### WORK ORDER
On how many lines of the data below does the word "Preview" appear? Reply with the number only.

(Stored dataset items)
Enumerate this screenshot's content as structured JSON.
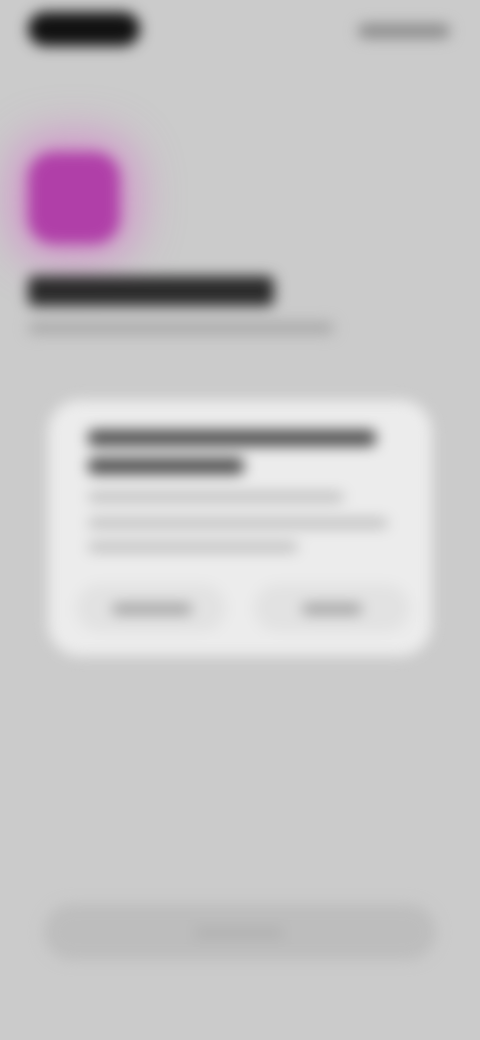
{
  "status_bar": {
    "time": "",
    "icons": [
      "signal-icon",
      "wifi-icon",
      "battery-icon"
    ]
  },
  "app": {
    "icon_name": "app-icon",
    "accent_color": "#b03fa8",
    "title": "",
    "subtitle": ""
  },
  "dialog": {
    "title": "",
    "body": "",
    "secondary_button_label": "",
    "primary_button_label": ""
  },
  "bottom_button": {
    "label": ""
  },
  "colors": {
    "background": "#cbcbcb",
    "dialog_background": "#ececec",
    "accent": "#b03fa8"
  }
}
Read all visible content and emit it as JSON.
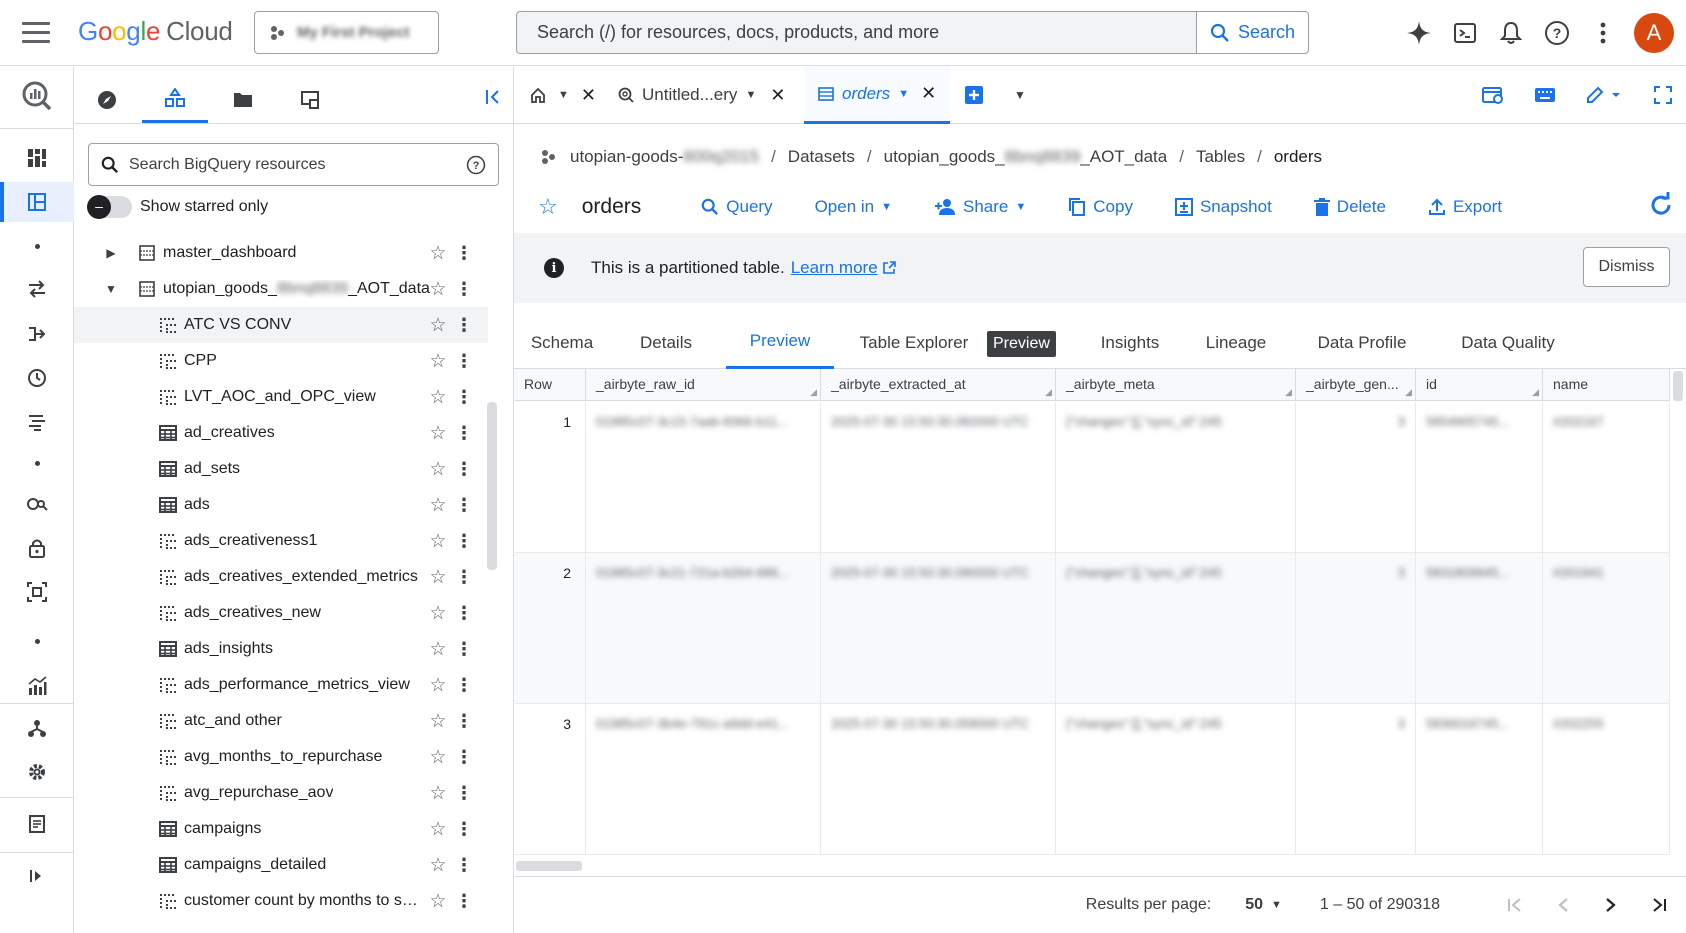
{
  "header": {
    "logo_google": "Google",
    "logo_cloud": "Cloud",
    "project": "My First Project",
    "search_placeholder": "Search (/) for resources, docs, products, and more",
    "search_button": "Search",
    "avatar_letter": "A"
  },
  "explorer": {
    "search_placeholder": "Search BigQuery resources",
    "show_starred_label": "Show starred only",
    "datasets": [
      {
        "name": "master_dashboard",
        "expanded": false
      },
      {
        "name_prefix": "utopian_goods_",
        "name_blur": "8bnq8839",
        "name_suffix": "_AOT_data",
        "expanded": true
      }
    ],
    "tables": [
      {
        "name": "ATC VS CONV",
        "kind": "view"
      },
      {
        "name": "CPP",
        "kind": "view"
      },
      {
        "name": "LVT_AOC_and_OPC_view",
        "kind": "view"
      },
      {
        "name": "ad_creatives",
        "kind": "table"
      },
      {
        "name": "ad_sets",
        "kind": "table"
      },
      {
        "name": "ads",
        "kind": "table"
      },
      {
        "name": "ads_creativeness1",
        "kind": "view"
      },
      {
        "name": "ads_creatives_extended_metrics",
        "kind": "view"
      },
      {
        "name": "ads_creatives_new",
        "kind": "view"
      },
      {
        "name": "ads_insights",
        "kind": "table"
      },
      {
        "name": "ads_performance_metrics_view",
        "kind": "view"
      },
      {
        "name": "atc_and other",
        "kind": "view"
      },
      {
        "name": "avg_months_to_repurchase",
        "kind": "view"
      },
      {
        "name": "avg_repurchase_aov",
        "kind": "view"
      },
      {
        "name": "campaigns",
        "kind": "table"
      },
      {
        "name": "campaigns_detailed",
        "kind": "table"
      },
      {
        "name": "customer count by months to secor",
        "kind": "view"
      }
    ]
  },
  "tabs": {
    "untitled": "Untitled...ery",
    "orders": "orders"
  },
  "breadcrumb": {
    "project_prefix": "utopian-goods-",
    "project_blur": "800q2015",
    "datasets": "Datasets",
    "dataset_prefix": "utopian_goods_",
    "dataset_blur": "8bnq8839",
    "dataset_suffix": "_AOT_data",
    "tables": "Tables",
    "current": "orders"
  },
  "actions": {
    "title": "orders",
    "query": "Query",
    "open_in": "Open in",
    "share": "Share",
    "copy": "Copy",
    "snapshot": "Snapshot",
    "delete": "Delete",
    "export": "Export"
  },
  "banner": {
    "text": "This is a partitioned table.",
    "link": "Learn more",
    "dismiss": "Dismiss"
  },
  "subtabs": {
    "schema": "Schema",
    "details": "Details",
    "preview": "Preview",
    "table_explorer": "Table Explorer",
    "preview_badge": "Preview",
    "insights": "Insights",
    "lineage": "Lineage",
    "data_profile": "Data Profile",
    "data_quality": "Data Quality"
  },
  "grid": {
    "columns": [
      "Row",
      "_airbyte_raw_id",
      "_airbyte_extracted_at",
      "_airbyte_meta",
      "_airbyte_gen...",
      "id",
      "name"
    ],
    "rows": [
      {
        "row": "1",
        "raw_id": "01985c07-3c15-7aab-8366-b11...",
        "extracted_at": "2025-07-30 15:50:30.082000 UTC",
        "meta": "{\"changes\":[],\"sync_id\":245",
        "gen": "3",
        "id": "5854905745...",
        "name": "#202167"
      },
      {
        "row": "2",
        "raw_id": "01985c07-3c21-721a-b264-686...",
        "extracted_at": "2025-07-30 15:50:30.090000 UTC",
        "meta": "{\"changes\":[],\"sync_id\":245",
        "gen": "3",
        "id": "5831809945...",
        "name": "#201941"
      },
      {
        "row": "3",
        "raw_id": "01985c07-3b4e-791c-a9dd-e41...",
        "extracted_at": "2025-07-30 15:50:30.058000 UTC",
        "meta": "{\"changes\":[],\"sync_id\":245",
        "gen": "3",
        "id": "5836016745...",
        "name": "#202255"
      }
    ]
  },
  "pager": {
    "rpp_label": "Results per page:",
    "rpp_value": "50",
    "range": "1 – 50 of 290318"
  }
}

### FINISHED EXERCISE
2